The Compound Nipper is our recommended tool for cutting extremely hard tile such as dinnerware, porcelain and certain varieties of stone. This nipper has a compound lever mechanism which multiplies the mechanical force of your hand three times more than conventional tile nippers, which enables you to cut harder materials with much less effort.
The nipper should not be used for glass tile because it crushes and splinters more glass than it cuts. For cutting glass mosaic tile, you should use the Mosaic Glass Cutter, which has special wheel-shaped blades.
Compound Nipper Hard-Tile Cutting Tool
- Tungsten Carbide cutting tips
- 3x force multiplier
- Rubberized grip for comfort
- Cuts porcelain, ceramic, dinnerware, stone
- Safety latch for storage
Cutting Unbreakable Dinnerware
Traditional porcelain can be very hard, but some varieties of modern dinnerware are even harder. In fact, some of the “unbreakable” plates found at thrift stores are made from some of the hardest engineered materials known to science. The Compound Nipper is the tool for cutting this type of dinnerware, but keep in mind that these extremely hard materials have some special safety considerations. First, the extra force required for cutting them means that pieces are more likely to fly out when the cut is snapped. Second, some of the razor edges produced can be exceptionally sharp. A tile file or rubbing stone can smooth these sharp edges, but our recommendation is to avoid any piece of dinnerware that seems particularly difficult and move on to the next plate. Most dinnerware is fairly easy to cut, so there is no reason to struggle with a difficult plate unless you really like the pattern.

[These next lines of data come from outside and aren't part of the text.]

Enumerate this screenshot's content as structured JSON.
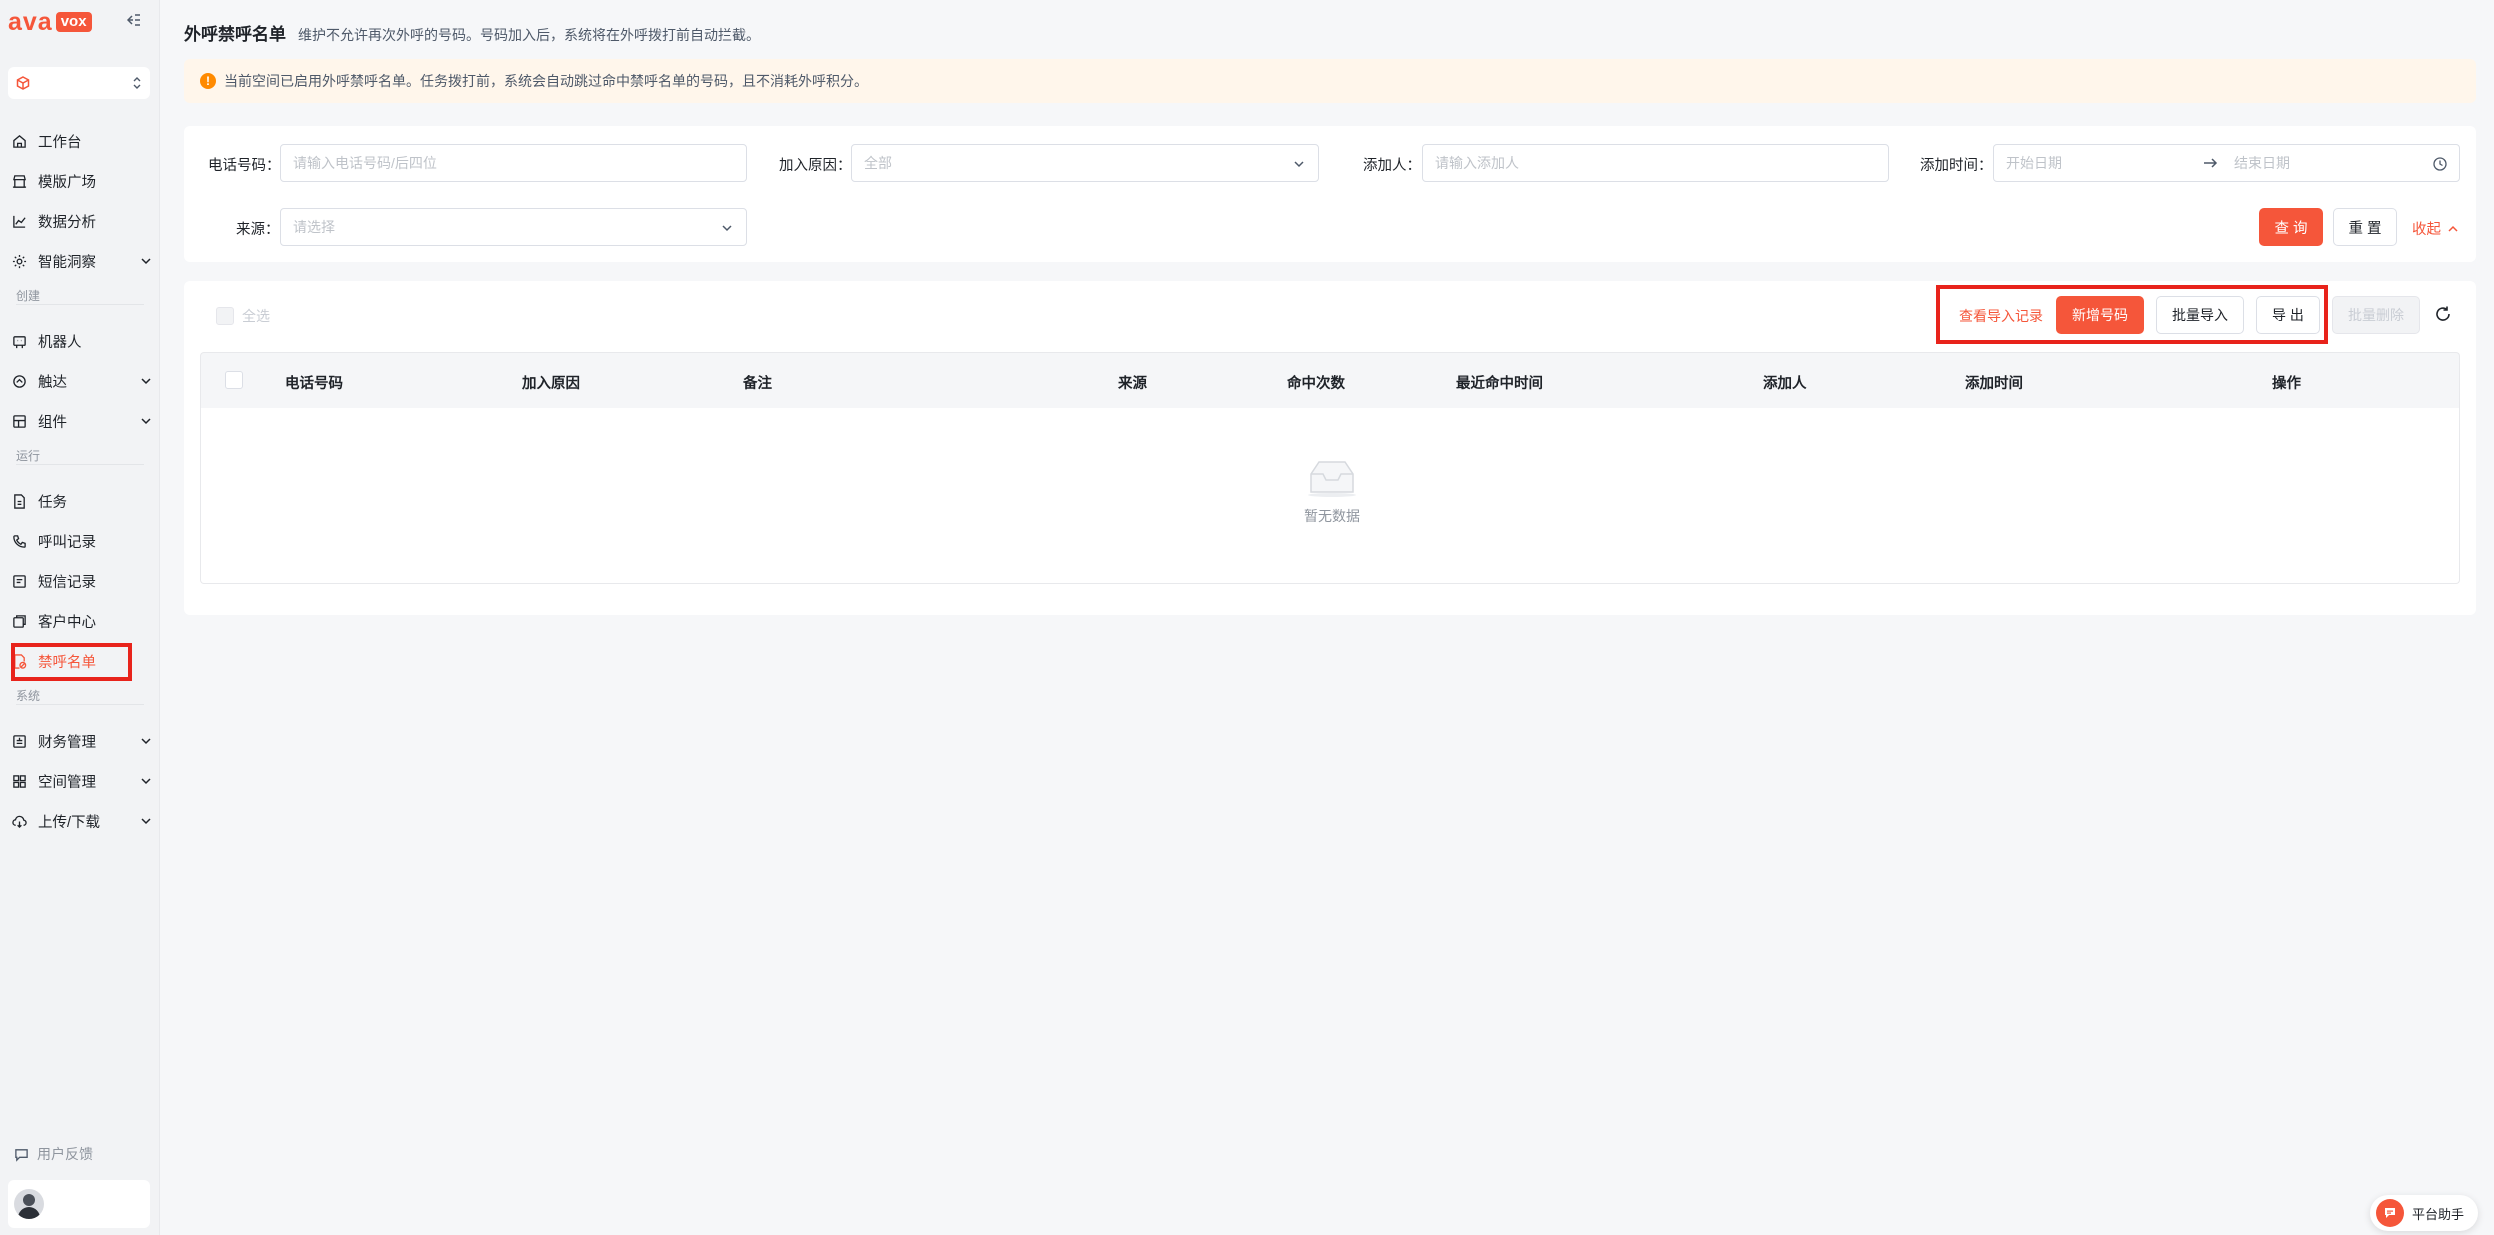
{
  "brand": {
    "logo_part1": "ava",
    "logo_part2": "vox"
  },
  "sidebar": {
    "sections": {
      "create": "创建",
      "run": "运行",
      "system": "系统"
    },
    "items": [
      {
        "label": "工作台"
      },
      {
        "label": "模版广场"
      },
      {
        "label": "数据分析"
      },
      {
        "label": "智能洞察"
      },
      {
        "label": "机器人"
      },
      {
        "label": "触达"
      },
      {
        "label": "组件"
      },
      {
        "label": "任务"
      },
      {
        "label": "呼叫记录"
      },
      {
        "label": "短信记录"
      },
      {
        "label": "客户中心"
      },
      {
        "label": "禁呼名单"
      },
      {
        "label": "财务管理"
      },
      {
        "label": "空间管理"
      },
      {
        "label": "上传/下载"
      }
    ],
    "feedback": "用户反馈"
  },
  "header": {
    "title": "外呼禁呼名单",
    "description": "维护不允许再次外呼的号码。号码加入后，系统将在外呼拨打前自动拦截。"
  },
  "alert": {
    "text": "当前空间已启用外呼禁呼名单。任务拨打前，系统会自动跳过命中禁呼名单的号码，且不消耗外呼积分。"
  },
  "filters": {
    "phone_label": "电话号码：",
    "phone_placeholder": "请输入电话号码/后四位",
    "reason_label": "加入原因：",
    "reason_value": "全部",
    "adder_label": "添加人：",
    "adder_placeholder": "请输入添加人",
    "time_label": "添加时间：",
    "start_placeholder": "开始日期",
    "end_placeholder": "结束日期",
    "source_label": "来源：",
    "source_placeholder": "请选择",
    "query": "查 询",
    "reset": "重 置",
    "collapse": "收起"
  },
  "toolbar": {
    "select_all": "全选",
    "view_import_records": "查看导入记录",
    "add_number": "新增号码",
    "batch_import": "批量导入",
    "export": "导 出",
    "batch_delete": "批量删除"
  },
  "table": {
    "columns": [
      "电话号码",
      "加入原因",
      "备注",
      "来源",
      "命中次数",
      "最近命中时间",
      "添加人",
      "添加时间",
      "操作"
    ],
    "empty_text": "暂无数据"
  },
  "assistant": {
    "label": "平台助手"
  },
  "colors": {
    "accent": "#f5563a",
    "highlight": "#e8231b",
    "alert_bg": "#fff6eb",
    "alert_icon": "#ff8a00"
  }
}
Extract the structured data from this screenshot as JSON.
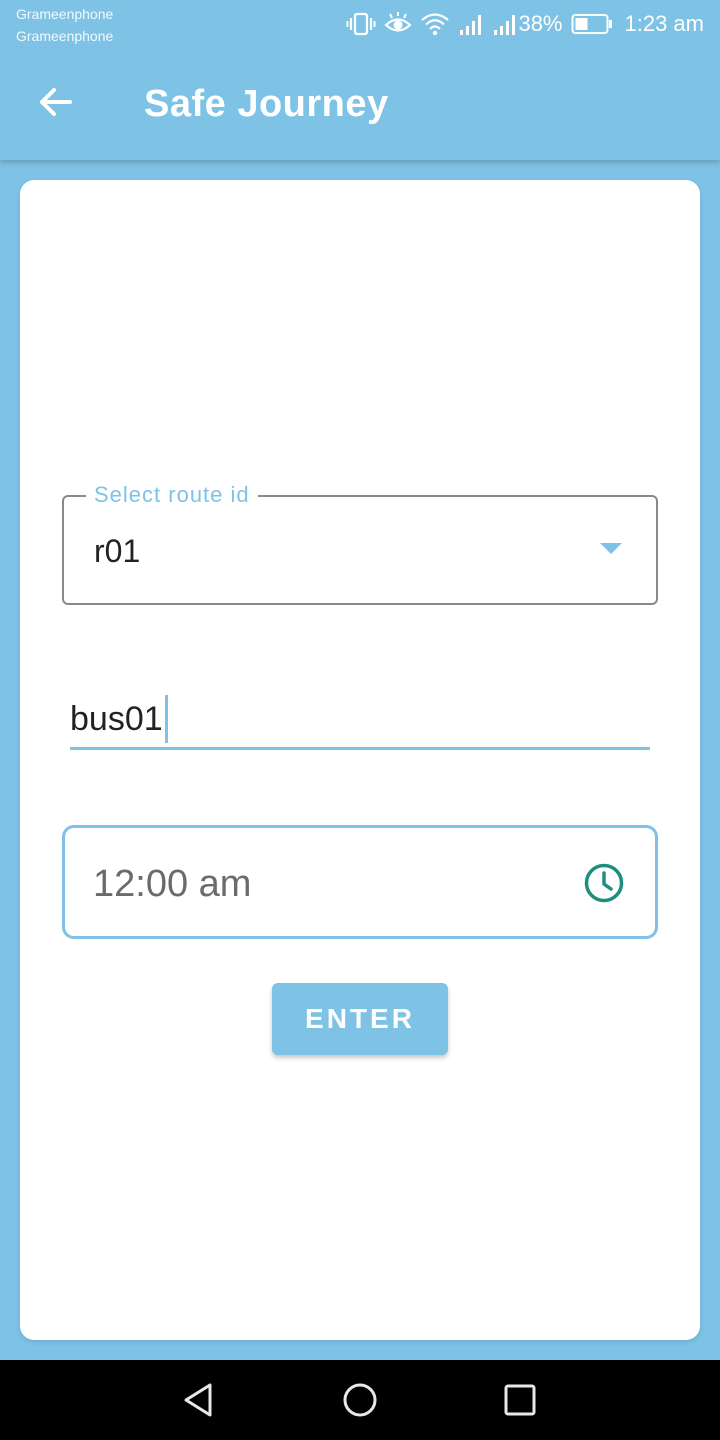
{
  "status_bar": {
    "carrier_1": "Grameenphone",
    "carrier_2": "Grameenphone",
    "battery_percent": "38%",
    "time": "1:23 am",
    "icons": [
      "vibrate-icon",
      "eye-comfort-icon",
      "wifi-icon",
      "signal-icon",
      "signal-icon",
      "battery-icon"
    ]
  },
  "app_bar": {
    "title": "Safe Journey",
    "back_icon": "arrow-back-icon"
  },
  "form": {
    "route": {
      "label": "Select route id",
      "value": "r01"
    },
    "bus": {
      "value": "bus01"
    },
    "time": {
      "value": "12:00 am",
      "icon": "clock-icon"
    },
    "submit_label": "ENTER"
  },
  "colors": {
    "primary": "#7ec3e6",
    "clock_icon": "#1e8f7f"
  },
  "nav_bar": {
    "icons": [
      "nav-back-icon",
      "nav-home-icon",
      "nav-recents-icon"
    ]
  }
}
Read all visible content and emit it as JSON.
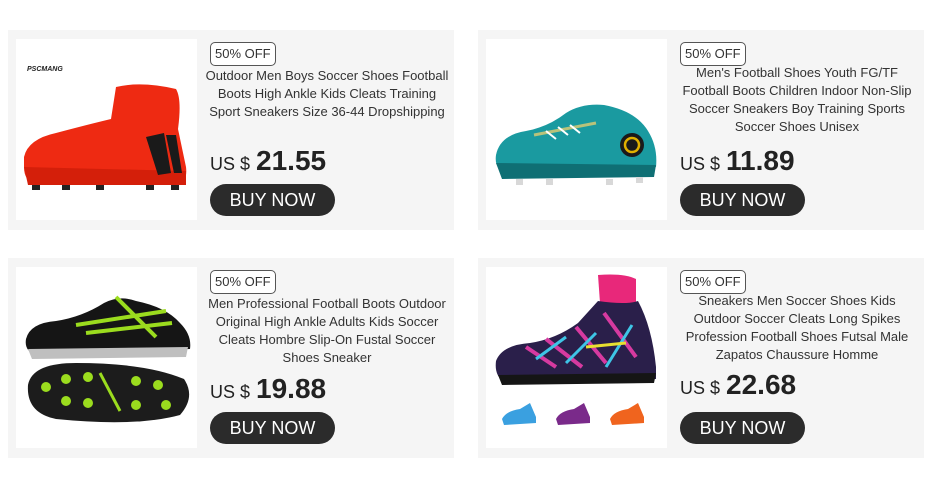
{
  "products": [
    {
      "discount": "50% OFF",
      "title": "Outdoor Men Boys Soccer Shoes Football Boots High Ankle Kids Cleats Training Sport Sneakers Size 36-44 Dropshipping",
      "currency": "US $",
      "price": "21.55",
      "button": "BUY NOW",
      "brand_mark": "PSCMANG",
      "image": "red-high-ankle-soccer-boot"
    },
    {
      "discount": "50% OFF",
      "title": "Men's Football Shoes Youth FG/TF Football Boots Children Indoor Non-Slip Soccer Sneakers Boy Training Sports Soccer Shoes Unisex",
      "currency": "US $",
      "price": "11.89",
      "button": "BUY NOW",
      "image": "teal-low-cut-soccer-cleat"
    },
    {
      "discount": "50% OFF",
      "title": "Men Professional Football Boots Outdoor Original High Ankle Adults Kids Soccer Cleats Hombre Slip-On Fustal Soccer Shoes Sneaker",
      "currency": "US $",
      "price": "19.88",
      "button": "BUY NOW",
      "image": "black-neon-soccer-cleat-with-sole"
    },
    {
      "discount": "50% OFF",
      "title": "Sneakers Men Soccer Shoes Kids Outdoor Soccer Cleats Long Spikes Profession Football Shoes Futsal Male Zapatos Chaussure Homme",
      "currency": "US $",
      "price": "22.68",
      "button": "BUY NOW",
      "image": "multicolor-sock-soccer-boot"
    }
  ]
}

Safety and Cutting Tile
- Always wear safety glasses with side shields when using the cutters.
- Make sure that you don’t cut tile around people who are not wearing safety glasses. Flying chips could potentially hit their eyes as easily as yours.
- Be aware that cutting tile of any type can produce sharp edges.
- Crumbs from cutting can be extremely sharp. Never sweep off a work surface with your bare hand. Use a vacuum or counter brush.
It is much easier to cut up four or five pieces of tile and choose the one that fits best than it is to try to trim one piece to a certain shape or size. It is quicker too. Keep your rejects in a small pile and pay attention to the shapes that are in it. If you don’t use a certain size or shape as often, try to cut fewer pieces like that. This is much more effective than trimming a piece down to what you need, and it is a lot less tedious.
How To Make Mosaics
For more advice on designing your mosaic project or mounting, cutting, and grouting tile, please see our page of Mosaic Frequently Asked Questions or our Mosaic Information Guide, which lists instructional pages described by topic. We also post new articles about making mosaics at our How to Mosaic Blog.